Larkin: 4.6 asts. A very good passer out of the pick and roll, he predominantly passes in one of two ways: either penetrating to the hoop and dumping off near the end or, when he’s doubled off the pick, he stretches the defenders from the hoop and hits the big rolling to the hoop in the space he’s created. He is skilled at hitting jump shooters from similar areas of the floor, either deep in the paint off a drive or early off a pick and roll while drawing defenders. He is much less apt to pass from the middle of a dribble drive, so once moving he is most likely to reach the deep paint before considering a pass. Also, his predisposition to shoot sometimes results in long, quick jumpers where a pass would have been the wiser course. He is a good and willing passer in the pick and roll at certain times, but this is a secondary option for a player who is, essentially, a gunner.
Schroeder: 3.3 asts. An extremely eager passer (assist numbers are typically lower in Europe than the NBA), Schroeder clearly gets more excitement from feeding a finisher than scoring on his own. He is a fantastic passer out of the pick and roll, capable of making the pass at any point from any location on the floor. He feeds the ball in many ways, including snapping passes long distances off the dribble one-handed (a la John Stockton). He is exceptional when it comes to setting up his passes through body positioning and use of his dribble, manipulating defenders to open up teammates and passing lanes. He does sometimes telegraph passes, particularly in set plays, taking the simple pass for granted.

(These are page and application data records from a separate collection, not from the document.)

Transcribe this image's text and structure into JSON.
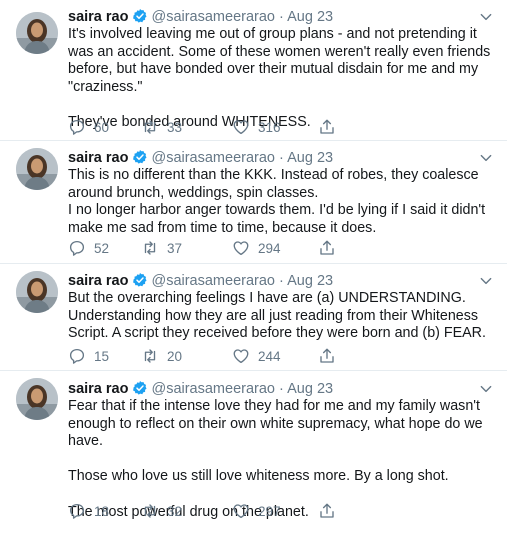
{
  "author": {
    "name": "saira rao",
    "handle": "@sairasameerarao",
    "separator": "·"
  },
  "icons": {
    "verified": "verified-badge-icon",
    "menu": "chevron-down-icon",
    "reply": "reply-icon",
    "retweet": "retweet-icon",
    "like": "like-icon",
    "share": "share-icon"
  },
  "colors": {
    "verified": "#1da1f2",
    "meta_text": "#657786",
    "divider": "#e6ecf0"
  },
  "tweets": [
    {
      "date": "Aug 23",
      "paragraphs": [
        "It's involved leaving me out of group plans - and not pretending it was an accident. Some of these women weren't really even friends before, but have bonded over their mutual disdain for me and my \"craziness.\"",
        "They've bonded around WHITENESS."
      ],
      "replies": "60",
      "retweets": "33",
      "likes": "316"
    },
    {
      "date": "Aug 23",
      "paragraphs": [
        "This is no different than the KKK. Instead of robes, they coalesce around brunch, weddings, spin classes.\nI no longer harbor anger towards them. I'd be lying if I said it didn't make me sad from time to time, because it does."
      ],
      "replies": "52",
      "retweets": "37",
      "likes": "294"
    },
    {
      "date": "Aug 23",
      "paragraphs": [
        "But the overarching feelings I have are (a) UNDERSTANDING. Understanding how they are all just reading from their Whiteness Script. A script they received before they were born and (b) FEAR."
      ],
      "replies": "15",
      "retweets": "20",
      "likes": "244"
    },
    {
      "date": "Aug 23",
      "paragraphs": [
        "Fear that if the intense love they had for me and my family wasn't enough to reflect on their own white supremacy, what hope do we have.",
        "Those who love us still love whiteness more. By a long shot.",
        "The most powerful drug on the planet."
      ],
      "replies": "18",
      "retweets": "32",
      "likes": "297"
    }
  ]
}
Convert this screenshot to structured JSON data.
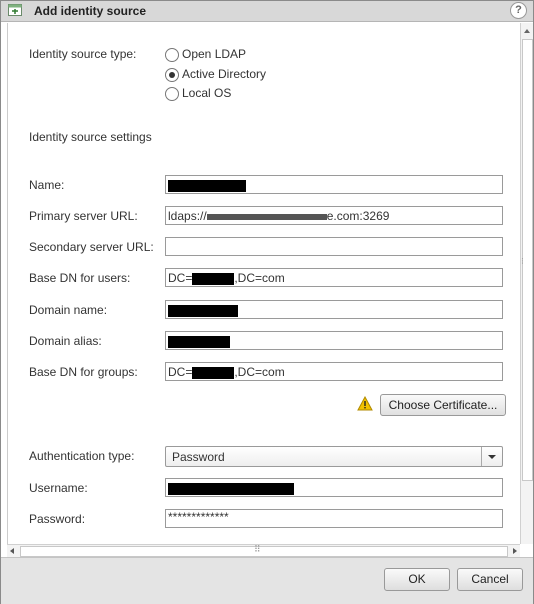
{
  "title": "Add identity source",
  "help": "?",
  "source_type": {
    "label": "Identity source type:",
    "options": [
      {
        "label": "Open LDAP",
        "selected": false
      },
      {
        "label": "Active Directory",
        "selected": true
      },
      {
        "label": "Local OS",
        "selected": false
      }
    ]
  },
  "settings_heading": "Identity source settings",
  "fields": {
    "name": {
      "label": "Name:"
    },
    "primary_url": {
      "label": "Primary server URL:",
      "prefix": "ldaps://",
      "suffix": "e.com:3269"
    },
    "secondary_url": {
      "label": "Secondary server URL:"
    },
    "base_dn_users": {
      "label": "Base DN for users:",
      "prefix": "DC=",
      "suffix": ",DC=com"
    },
    "domain_name": {
      "label": "Domain name:"
    },
    "domain_alias": {
      "label": "Domain alias:"
    },
    "base_dn_groups": {
      "label": "Base DN for groups:",
      "prefix": "DC=",
      "suffix": ",DC=com"
    }
  },
  "choose_certificate": "Choose Certificate...",
  "auth": {
    "label": "Authentication type:",
    "value": "Password"
  },
  "username": {
    "label": "Username:"
  },
  "password": {
    "label": "Password:",
    "value": "*************"
  },
  "buttons": {
    "ok": "OK",
    "cancel": "Cancel"
  },
  "colors": {
    "warning": "#f2c200",
    "titlebar": "#d8d8d8",
    "footer": "#e4e4e4"
  }
}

But overall, I find him the best passer in this strong group.
That concludes Part 2. Tomorrow, Clint’s Part 3 will break down these PGs ball handling and defensive skills, and get to an overall conclusion about where the prospects rank. Tune in then!